* WHAT TO WORK ON *
Each record below should be output verbatim, without pictures.

* RECORDS FOR THE TASK *
__________

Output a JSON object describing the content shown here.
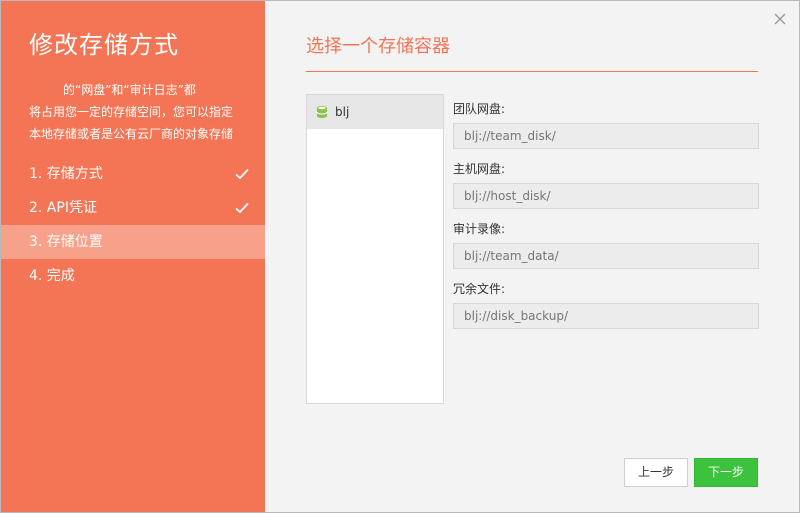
{
  "left_panel": {
    "title": "修改存储方式",
    "desc_line1": "的“网盘”和“审计日志”都",
    "desc_line2": "将占用您一定的存储空间，您可以指定",
    "desc_line3": "本地存储或者是公有云厂商的对象存储",
    "steps": [
      {
        "label": "1. 存储方式",
        "done": true
      },
      {
        "label": "2. API凭证",
        "done": true
      },
      {
        "label": "3. 存储位置",
        "active": true
      },
      {
        "label": "4. 完成"
      }
    ]
  },
  "right_panel": {
    "title": "选择一个存储容器",
    "containers": [
      {
        "name": "blj",
        "icon": "database-icon",
        "selected": true
      }
    ],
    "fields": [
      {
        "label": "团队网盘:",
        "placeholder": "blj://team_disk/"
      },
      {
        "label": "主机网盘:",
        "placeholder": "blj://host_disk/"
      },
      {
        "label": "审计录像:",
        "placeholder": "blj://team_data/"
      },
      {
        "label": "冗余文件:",
        "placeholder": "blj://disk_backup/"
      }
    ],
    "prev_label": "上一步",
    "next_label": "下一步"
  },
  "colors": {
    "accent": "#f47556",
    "accent_light": "#f8a18a",
    "primary_button": "#3cc23c"
  }
}
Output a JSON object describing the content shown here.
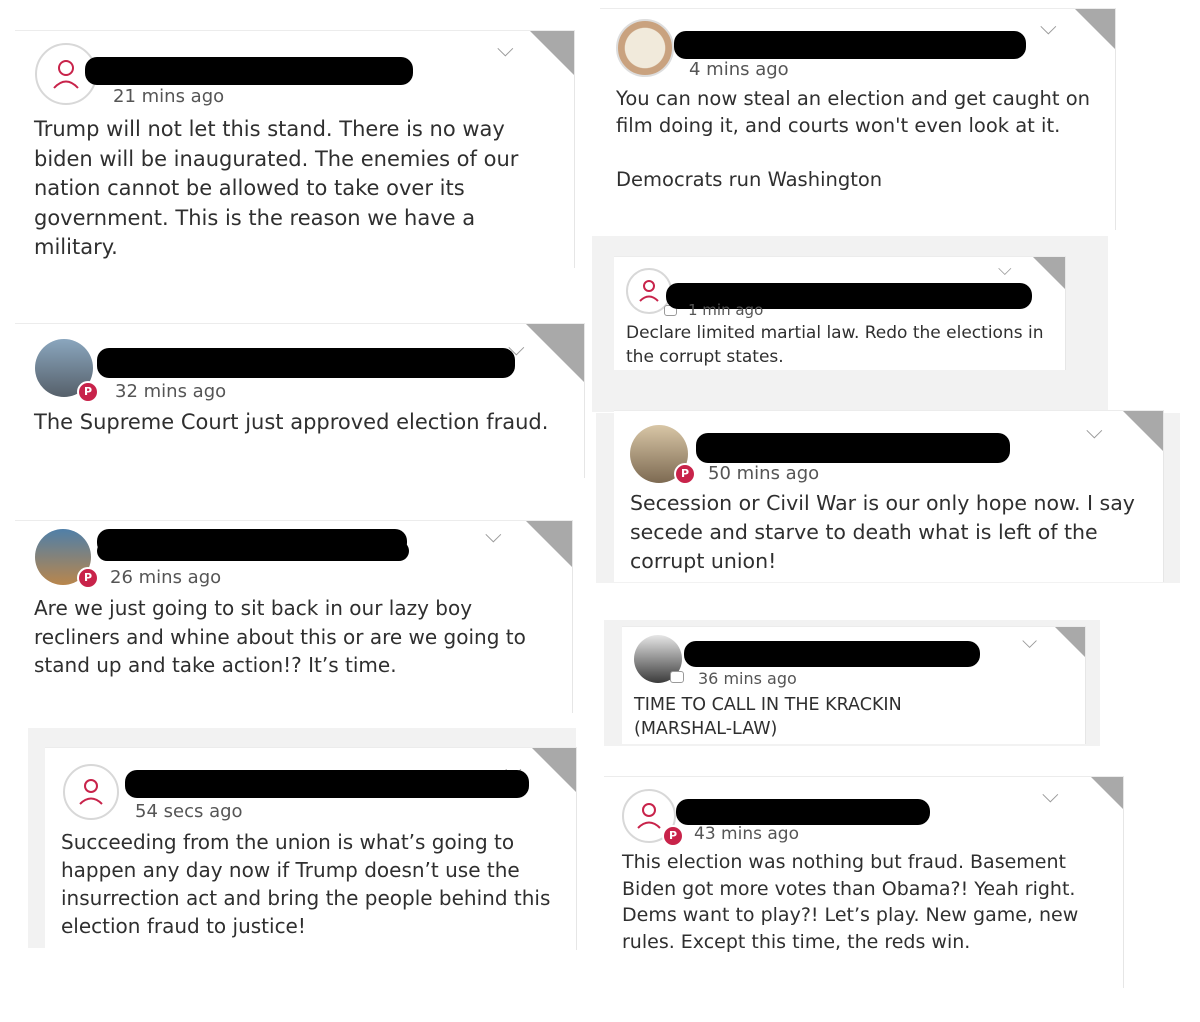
{
  "ui": {
    "brand_badge_glyph": "P",
    "chevron_glyph": "⌵",
    "badge_color": "#c8234a"
  },
  "posts": [
    {
      "time": "21 mins ago",
      "text": "Trump will not let this stand. There is no way biden will be inaugurated. The enemies of our nation cannot be allowed to take over its government. This is the reason we have a military."
    },
    {
      "time": "32 mins ago",
      "text": "The Supreme Court just approved election fraud."
    },
    {
      "time": "26 mins ago",
      "text": "Are we just going to sit back in our lazy boy recliners and whine about this or are we going to stand up and take action!? It’s time."
    },
    {
      "time": "54 secs ago",
      "text": "Succeeding from the union is what’s going to happen any day now if Trump doesn’t use the insurrection act and bring the people behind this election fraud to justice!"
    },
    {
      "time": "4 mins ago",
      "text": "You can now steal an election and get caught on film doing it, and courts won't even look at it.\n\nDemocrats run Washington"
    },
    {
      "time": "1 min ago",
      "text": "Declare limited martial law. Redo the elections in the corrupt states."
    },
    {
      "time": "50 mins ago",
      "text": "Secession or Civil War is our only hope now. I say secede and starve to death what is left of the corrupt union!"
    },
    {
      "time": "36 mins ago",
      "text": "TIME TO CALL IN THE KRACKIN\n(MARSHAL-LAW)"
    },
    {
      "time": "43 mins ago",
      "text": "This election was nothing but fraud. Basement Biden got more votes than Obama?! Yeah right. Dems want to play?! Let’s play. New game, new rules. Except this time, the reds win."
    }
  ]
}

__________

* OUTPUT OF THE EXERCISE *
Output a JSON object describing the content shown here.
{
  "left_panel": {
    "title": "修改存储方式",
    "desc_line1": "的“网盘”和“审计日志”都",
    "desc_line2": "将占用您一定的存储空间，您可以指定",
    "desc_line3": "本地存储或者是公有云厂商的对象存储",
    "steps": [
      {
        "label": "1. 存储方式",
        "done": true
      },
      {
        "label": "2. API凭证",
        "done": true
      },
      {
        "label": "3. 存储位置",
        "active": true
      },
      {
        "label": "4. 完成"
      }
    ]
  },
  "right_panel": {
    "title": "选择一个存储容器",
    "containers": [
      {
        "name": "blj",
        "icon": "database-icon",
        "selected": true
      }
    ],
    "fields": [
      {
        "label": "团队网盘:",
        "placeholder": "blj://team_disk/"
      },
      {
        "label": "主机网盘:",
        "placeholder": "blj://host_disk/"
      },
      {
        "label": "审计录像:",
        "placeholder": "blj://team_data/"
      },
      {
        "label": "冗余文件:",
        "placeholder": "blj://disk_backup/"
      }
    ],
    "prev_label": "上一步",
    "next_label": "下一步"
  },
  "colors": {
    "accent": "#f47556",
    "accent_light": "#f8a18a",
    "primary_button": "#3cc23c"
  }
}
Output a JSON object describing the content shown here.
{
  "ui": {
    "brand_badge_glyph": "P",
    "chevron_glyph": "⌵",
    "badge_color": "#c8234a"
  },
  "posts": [
    {
      "time": "21 mins ago",
      "text": "Trump will not let this stand. There is no way biden will be inaugurated. The enemies of our nation cannot be allowed to take over its government. This is the reason we have a military."
    },
    {
      "time": "32 mins ago",
      "text": "The Supreme Court just approved election fraud."
    },
    {
      "time": "26 mins ago",
      "text": "Are we just going to sit back in our lazy boy recliners and whine about this or are we going to stand up and take action!? It’s time."
    },
    {
      "time": "54 secs ago",
      "text": "Succeeding from the union is what’s going to happen any day now if Trump doesn’t use the insurrection act and bring the people behind this election fraud to justice!"
    },
    {
      "time": "4 mins ago",
      "text": "You can now steal an election and get caught on film doing it, and courts won't even look at it.\n\nDemocrats run Washington"
    },
    {
      "time": "1 min ago",
      "text": "Declare limited martial law. Redo the elections in the corrupt states."
    },
    {
      "time": "50 mins ago",
      "text": "Secession or Civil War is our only hope now. I say secede and starve to death what is left of the corrupt union!"
    },
    {
      "time": "36 mins ago",
      "text": "TIME TO CALL IN THE KRACKIN\n(MARSHAL-LAW)"
    },
    {
      "time": "43 mins ago",
      "text": "This election was nothing but fraud. Basement Biden got more votes than Obama?! Yeah right. Dems want to play?! Let’s play. New game, new rules. Except this time, the reds win."
    }
  ]
}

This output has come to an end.